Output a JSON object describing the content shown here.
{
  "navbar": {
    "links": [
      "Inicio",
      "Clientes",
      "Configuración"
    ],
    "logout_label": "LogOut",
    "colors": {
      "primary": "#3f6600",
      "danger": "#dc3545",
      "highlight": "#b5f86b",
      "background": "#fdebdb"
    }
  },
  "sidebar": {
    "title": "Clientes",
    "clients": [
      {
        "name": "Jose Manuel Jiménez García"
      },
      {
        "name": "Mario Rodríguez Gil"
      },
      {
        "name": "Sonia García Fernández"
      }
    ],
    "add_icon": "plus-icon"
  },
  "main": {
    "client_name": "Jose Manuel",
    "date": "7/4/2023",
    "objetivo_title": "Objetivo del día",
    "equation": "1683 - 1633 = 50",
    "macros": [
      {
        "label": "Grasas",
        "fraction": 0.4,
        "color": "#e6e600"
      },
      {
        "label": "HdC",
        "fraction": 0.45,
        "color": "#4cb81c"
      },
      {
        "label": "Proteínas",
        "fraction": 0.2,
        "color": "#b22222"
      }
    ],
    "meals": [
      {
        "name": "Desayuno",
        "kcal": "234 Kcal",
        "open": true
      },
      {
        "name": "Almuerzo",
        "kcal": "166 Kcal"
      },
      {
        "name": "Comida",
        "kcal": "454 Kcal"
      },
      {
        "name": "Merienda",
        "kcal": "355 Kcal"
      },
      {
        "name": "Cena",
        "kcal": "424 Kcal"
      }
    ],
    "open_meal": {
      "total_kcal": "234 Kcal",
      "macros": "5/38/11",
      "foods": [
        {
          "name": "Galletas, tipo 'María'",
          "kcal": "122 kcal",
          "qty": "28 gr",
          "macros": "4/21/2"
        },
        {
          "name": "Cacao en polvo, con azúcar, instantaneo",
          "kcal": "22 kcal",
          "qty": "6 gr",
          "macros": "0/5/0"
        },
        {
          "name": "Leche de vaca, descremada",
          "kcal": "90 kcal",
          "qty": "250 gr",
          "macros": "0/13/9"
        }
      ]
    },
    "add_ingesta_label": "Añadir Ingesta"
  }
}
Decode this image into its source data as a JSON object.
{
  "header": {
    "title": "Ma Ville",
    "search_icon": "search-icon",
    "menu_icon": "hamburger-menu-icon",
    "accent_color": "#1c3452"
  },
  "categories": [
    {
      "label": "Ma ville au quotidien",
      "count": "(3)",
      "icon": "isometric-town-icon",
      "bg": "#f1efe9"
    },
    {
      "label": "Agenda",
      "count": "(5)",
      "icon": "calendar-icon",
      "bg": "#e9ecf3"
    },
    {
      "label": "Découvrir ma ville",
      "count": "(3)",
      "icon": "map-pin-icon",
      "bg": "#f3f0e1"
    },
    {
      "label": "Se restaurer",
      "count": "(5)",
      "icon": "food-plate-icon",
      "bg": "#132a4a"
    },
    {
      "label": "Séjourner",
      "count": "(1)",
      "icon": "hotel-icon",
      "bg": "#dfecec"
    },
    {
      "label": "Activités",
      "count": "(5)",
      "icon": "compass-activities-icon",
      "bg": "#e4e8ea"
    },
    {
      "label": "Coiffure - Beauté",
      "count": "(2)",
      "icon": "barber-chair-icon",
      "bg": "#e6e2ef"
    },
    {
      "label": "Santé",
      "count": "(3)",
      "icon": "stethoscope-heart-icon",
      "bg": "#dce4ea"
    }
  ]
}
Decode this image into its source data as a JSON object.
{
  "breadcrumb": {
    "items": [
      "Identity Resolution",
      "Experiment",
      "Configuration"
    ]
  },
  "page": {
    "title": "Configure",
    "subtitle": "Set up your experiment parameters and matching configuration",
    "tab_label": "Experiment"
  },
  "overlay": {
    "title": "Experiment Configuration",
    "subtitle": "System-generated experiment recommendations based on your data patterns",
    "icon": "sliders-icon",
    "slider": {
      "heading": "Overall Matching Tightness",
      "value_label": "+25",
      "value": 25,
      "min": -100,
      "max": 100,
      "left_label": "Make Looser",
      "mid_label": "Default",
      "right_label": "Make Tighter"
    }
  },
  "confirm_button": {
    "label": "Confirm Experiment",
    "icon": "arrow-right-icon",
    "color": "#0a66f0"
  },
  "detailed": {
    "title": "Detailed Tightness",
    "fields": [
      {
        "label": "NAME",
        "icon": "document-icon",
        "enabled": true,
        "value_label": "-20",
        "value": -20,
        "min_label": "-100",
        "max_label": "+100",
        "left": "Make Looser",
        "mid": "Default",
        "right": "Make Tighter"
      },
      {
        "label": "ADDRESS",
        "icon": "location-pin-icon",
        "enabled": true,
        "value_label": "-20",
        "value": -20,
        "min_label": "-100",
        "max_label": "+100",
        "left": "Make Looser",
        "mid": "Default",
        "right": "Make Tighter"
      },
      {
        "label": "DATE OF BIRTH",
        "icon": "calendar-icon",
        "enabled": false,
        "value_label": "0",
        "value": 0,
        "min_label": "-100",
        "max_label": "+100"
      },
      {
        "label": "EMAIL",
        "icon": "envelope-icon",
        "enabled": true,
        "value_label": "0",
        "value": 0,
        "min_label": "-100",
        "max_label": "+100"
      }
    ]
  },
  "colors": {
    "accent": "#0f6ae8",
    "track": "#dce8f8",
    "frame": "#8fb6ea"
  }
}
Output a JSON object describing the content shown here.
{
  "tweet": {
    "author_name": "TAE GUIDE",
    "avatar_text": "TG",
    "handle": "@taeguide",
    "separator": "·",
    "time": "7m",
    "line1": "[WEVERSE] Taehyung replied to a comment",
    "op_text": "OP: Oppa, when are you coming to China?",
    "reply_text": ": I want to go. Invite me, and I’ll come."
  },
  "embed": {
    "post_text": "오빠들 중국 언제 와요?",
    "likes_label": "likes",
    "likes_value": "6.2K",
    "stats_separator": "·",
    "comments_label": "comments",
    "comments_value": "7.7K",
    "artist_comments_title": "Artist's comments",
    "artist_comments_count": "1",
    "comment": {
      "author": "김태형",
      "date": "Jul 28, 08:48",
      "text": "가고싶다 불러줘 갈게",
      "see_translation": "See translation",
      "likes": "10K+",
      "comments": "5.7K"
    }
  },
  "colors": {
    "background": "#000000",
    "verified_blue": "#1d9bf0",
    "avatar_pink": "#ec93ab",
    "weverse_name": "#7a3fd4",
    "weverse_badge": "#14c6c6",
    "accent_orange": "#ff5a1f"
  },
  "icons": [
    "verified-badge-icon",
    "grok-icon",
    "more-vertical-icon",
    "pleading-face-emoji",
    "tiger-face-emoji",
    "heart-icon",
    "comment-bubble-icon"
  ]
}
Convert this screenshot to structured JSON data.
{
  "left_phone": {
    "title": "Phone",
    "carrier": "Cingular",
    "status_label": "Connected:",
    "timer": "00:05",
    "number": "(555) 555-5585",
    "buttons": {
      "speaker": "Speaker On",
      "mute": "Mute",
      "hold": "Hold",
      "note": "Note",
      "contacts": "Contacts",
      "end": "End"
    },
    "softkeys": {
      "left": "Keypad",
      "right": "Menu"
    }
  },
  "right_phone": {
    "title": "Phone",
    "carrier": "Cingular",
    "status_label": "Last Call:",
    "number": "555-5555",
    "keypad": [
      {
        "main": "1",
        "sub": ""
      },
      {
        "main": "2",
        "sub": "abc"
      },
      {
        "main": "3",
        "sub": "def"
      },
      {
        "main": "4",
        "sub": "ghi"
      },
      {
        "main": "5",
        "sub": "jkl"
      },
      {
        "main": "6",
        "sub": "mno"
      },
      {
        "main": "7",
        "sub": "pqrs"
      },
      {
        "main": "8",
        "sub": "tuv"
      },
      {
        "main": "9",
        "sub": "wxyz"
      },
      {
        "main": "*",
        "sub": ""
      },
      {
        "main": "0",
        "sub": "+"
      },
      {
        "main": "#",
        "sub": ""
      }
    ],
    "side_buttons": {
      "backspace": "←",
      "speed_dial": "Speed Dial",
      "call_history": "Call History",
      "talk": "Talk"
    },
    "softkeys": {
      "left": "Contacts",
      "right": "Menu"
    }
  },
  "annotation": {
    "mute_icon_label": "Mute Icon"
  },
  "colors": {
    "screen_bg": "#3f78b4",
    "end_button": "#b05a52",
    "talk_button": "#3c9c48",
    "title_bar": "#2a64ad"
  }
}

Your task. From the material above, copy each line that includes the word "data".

Exercise response.
Decode this image into its source data as a JSON object.
Decode this image into its source data as a JSON object.
    "subtitle": "System-generated experiment recommendations based on your data patterns",
Convert this screenshot to structured JSON data.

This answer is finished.